- [Problem to work on]: Apart from the pictures, everything in the lines below must be printed exactly.

- [Provided records]:
- Opening Delimiter -

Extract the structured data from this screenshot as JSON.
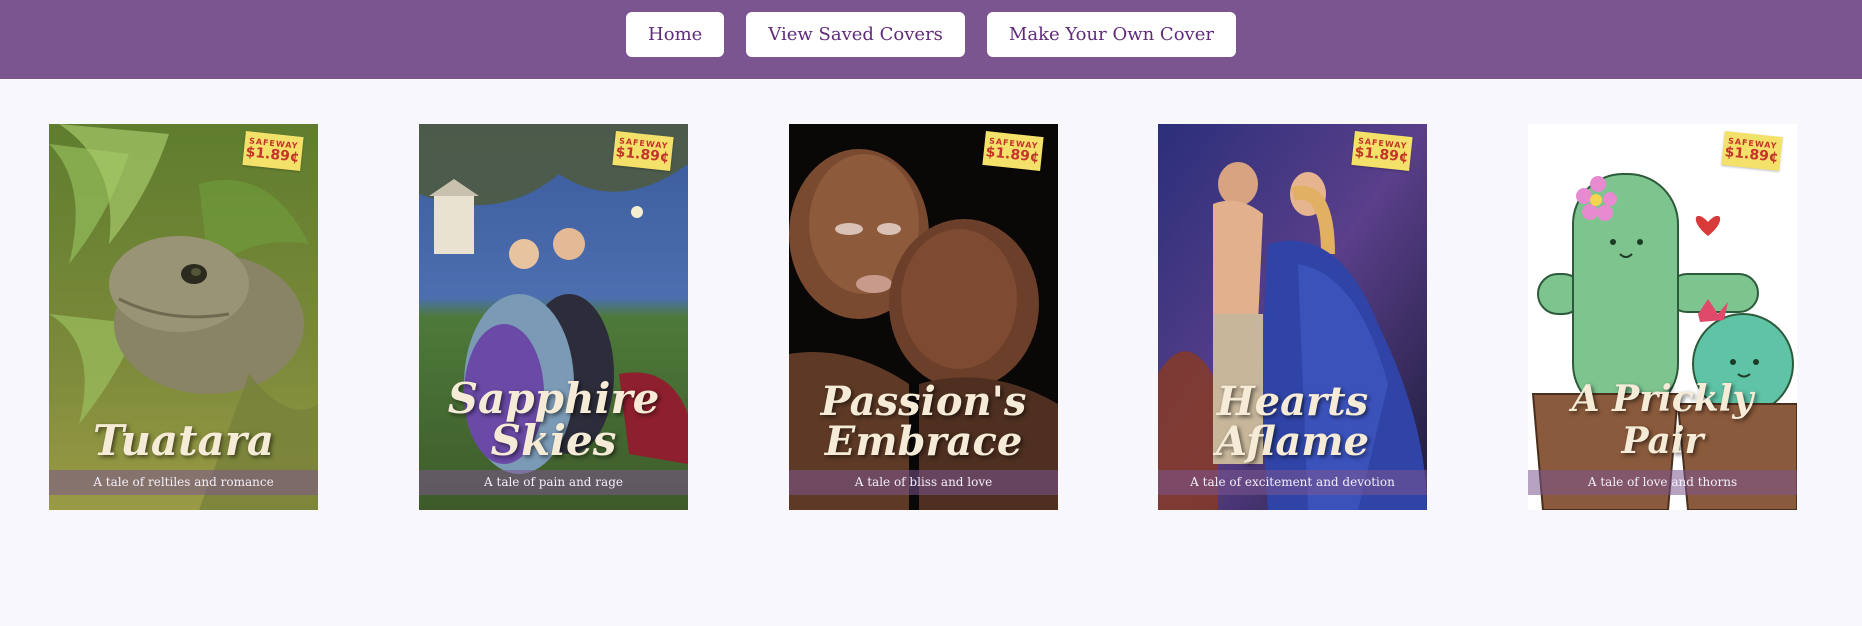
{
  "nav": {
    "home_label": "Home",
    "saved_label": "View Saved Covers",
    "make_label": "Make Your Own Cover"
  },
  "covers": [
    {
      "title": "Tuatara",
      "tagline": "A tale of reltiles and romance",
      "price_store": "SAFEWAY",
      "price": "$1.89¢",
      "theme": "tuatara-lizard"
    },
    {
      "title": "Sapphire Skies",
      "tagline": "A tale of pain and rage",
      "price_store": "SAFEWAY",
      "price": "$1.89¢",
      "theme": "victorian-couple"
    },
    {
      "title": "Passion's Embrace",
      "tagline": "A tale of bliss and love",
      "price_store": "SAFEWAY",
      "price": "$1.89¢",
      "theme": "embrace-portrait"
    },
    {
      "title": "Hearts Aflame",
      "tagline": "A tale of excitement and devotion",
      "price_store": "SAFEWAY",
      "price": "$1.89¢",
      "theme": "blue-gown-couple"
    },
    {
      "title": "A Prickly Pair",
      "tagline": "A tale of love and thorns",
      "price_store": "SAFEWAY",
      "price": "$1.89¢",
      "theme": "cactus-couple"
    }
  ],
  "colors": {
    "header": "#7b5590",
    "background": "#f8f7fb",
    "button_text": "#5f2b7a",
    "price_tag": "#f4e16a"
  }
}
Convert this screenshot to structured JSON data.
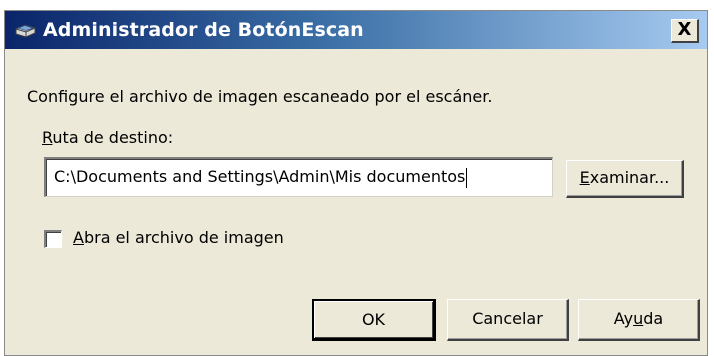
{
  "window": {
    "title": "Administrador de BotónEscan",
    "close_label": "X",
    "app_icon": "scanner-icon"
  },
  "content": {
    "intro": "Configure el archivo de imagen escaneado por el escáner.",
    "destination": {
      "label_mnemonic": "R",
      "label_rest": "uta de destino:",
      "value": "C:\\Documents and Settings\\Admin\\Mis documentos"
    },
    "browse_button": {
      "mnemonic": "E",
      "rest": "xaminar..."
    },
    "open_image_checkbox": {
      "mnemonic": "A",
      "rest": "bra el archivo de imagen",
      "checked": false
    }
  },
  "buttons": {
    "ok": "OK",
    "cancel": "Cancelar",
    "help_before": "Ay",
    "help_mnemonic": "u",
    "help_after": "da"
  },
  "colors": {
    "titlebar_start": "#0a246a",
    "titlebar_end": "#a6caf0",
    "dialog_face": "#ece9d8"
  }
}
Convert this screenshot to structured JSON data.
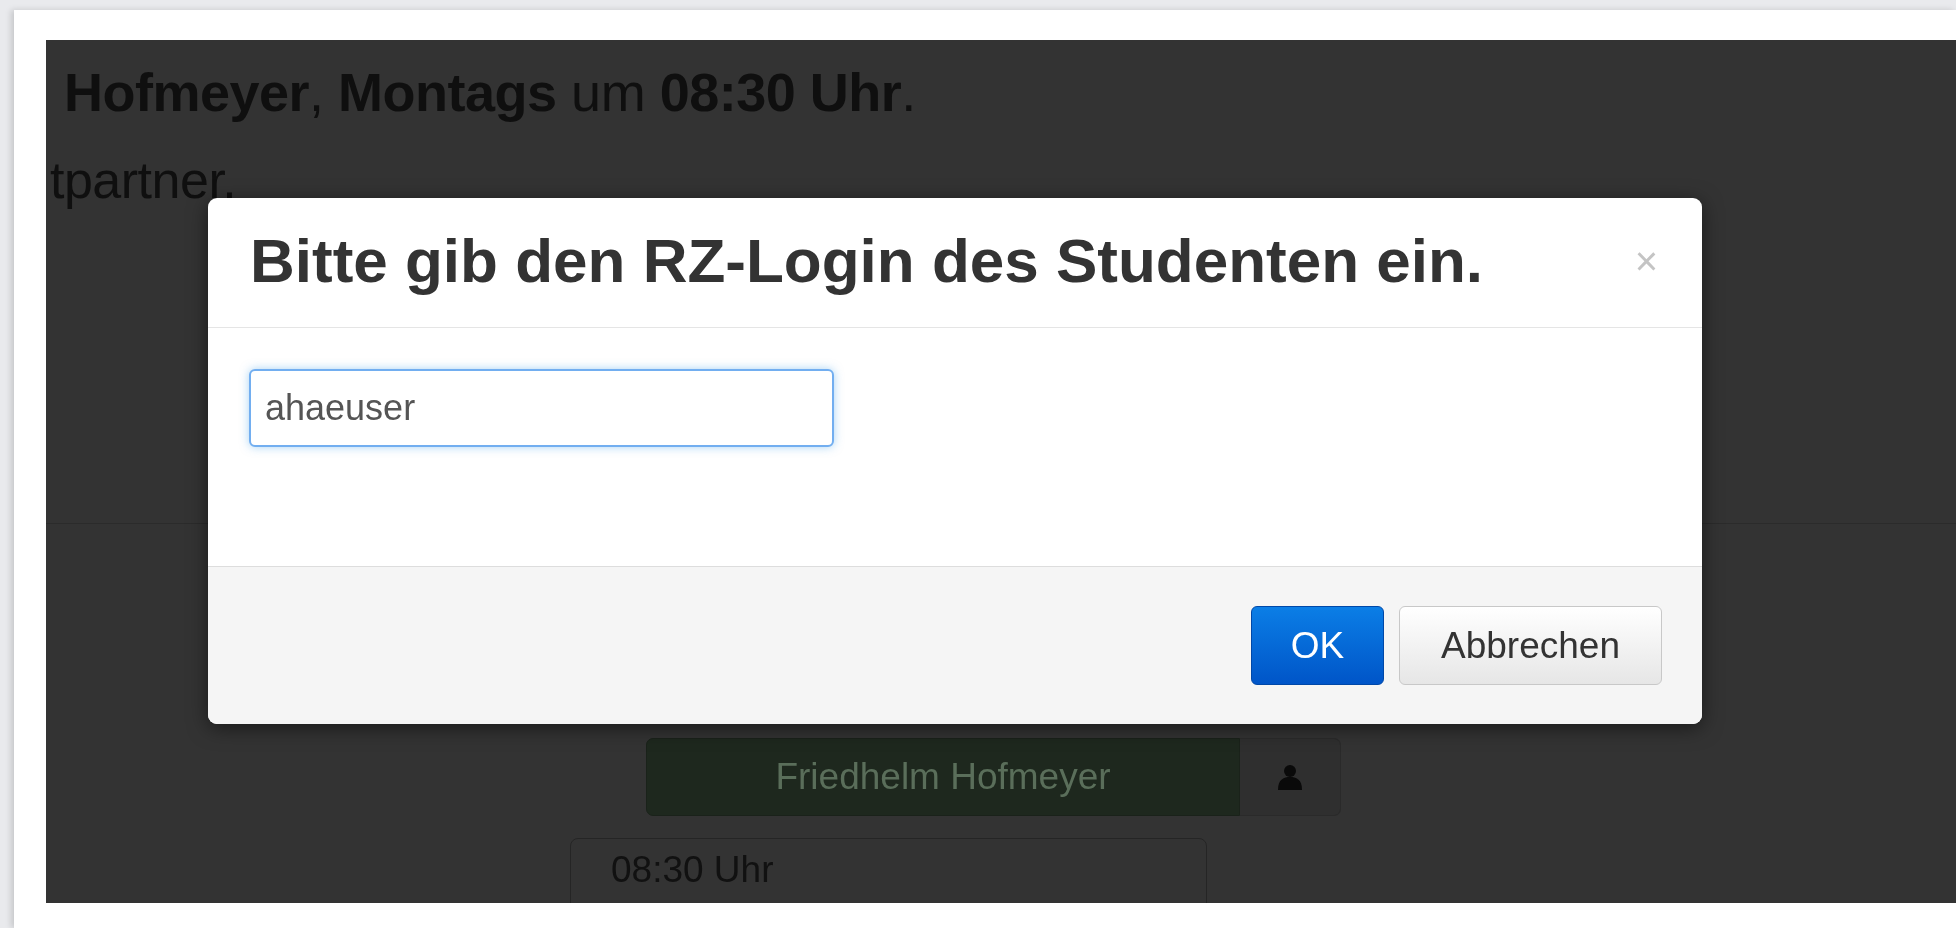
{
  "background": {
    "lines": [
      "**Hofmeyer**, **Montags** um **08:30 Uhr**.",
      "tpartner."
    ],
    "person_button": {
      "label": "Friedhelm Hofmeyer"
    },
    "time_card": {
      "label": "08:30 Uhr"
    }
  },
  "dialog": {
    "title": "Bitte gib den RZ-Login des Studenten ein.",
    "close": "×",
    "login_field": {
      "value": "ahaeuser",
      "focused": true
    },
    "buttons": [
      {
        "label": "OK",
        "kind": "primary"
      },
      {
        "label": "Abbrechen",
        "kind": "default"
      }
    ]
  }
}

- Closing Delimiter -

- [Expected output]:
Extract the structured data from this screenshot as JSON.
{
  "nav": {
    "home_label": "Home",
    "saved_label": "View Saved Covers",
    "make_label": "Make Your Own Cover"
  },
  "covers": [
    {
      "title": "Tuatara",
      "tagline": "A tale of reltiles and romance",
      "price_store": "SAFEWAY",
      "price": "$1.89¢",
      "theme": "tuatara-lizard"
    },
    {
      "title": "Sapphire Skies",
      "tagline": "A tale of pain and rage",
      "price_store": "SAFEWAY",
      "price": "$1.89¢",
      "theme": "victorian-couple"
    },
    {
      "title": "Passion's Embrace",
      "tagline": "A tale of bliss and love",
      "price_store": "SAFEWAY",
      "price": "$1.89¢",
      "theme": "embrace-portrait"
    },
    {
      "title": "Hearts Aflame",
      "tagline": "A tale of excitement and devotion",
      "price_store": "SAFEWAY",
      "price": "$1.89¢",
      "theme": "blue-gown-couple"
    },
    {
      "title": "A Prickly Pair",
      "tagline": "A tale of love and thorns",
      "price_store": "SAFEWAY",
      "price": "$1.89¢",
      "theme": "cactus-couple"
    }
  ],
  "colors": {
    "header": "#7b5590",
    "background": "#f8f7fb",
    "button_text": "#5f2b7a",
    "price_tag": "#f4e16a"
  }
}
Convert this screenshot to structured JSON data.
{
  "window": {
    "title": "Administrador de BotónEscan",
    "close_label": "X",
    "app_icon": "scanner-icon"
  },
  "content": {
    "intro": "Configure el archivo de imagen escaneado por el escáner.",
    "destination": {
      "label_mnemonic": "R",
      "label_rest": "uta de destino:",
      "value": "C:\\Documents and Settings\\Admin\\Mis documentos"
    },
    "browse_button": {
      "mnemonic": "E",
      "rest": "xaminar..."
    },
    "open_image_checkbox": {
      "mnemonic": "A",
      "rest": "bra el archivo de imagen",
      "checked": false
    }
  },
  "buttons": {
    "ok": "OK",
    "cancel": "Cancelar",
    "help_before": "Ay",
    "help_mnemonic": "u",
    "help_after": "da"
  },
  "colors": {
    "titlebar_start": "#0a246a",
    "titlebar_end": "#a6caf0",
    "dialog_face": "#ece9d8"
  }
}
Convert this screenshot to structured JSON data.
{
  "background": {
    "lines": [
      "**Hofmeyer**, **Montags** um **08:30 Uhr**.",
      "tpartner."
    ],
    "person_button": {
      "label": "Friedhelm Hofmeyer"
    },
    "time_card": {
      "label": "08:30 Uhr"
    }
  },
  "dialog": {
    "title": "Bitte gib den RZ-Login des Studenten ein.",
    "close": "×",
    "login_field": {
      "value": "ahaeuser",
      "focused": true
    },
    "buttons": [
      {
        "label": "OK",
        "kind": "primary"
      },
      {
        "label": "Abbrechen",
        "kind": "default"
      }
    ]
  }
}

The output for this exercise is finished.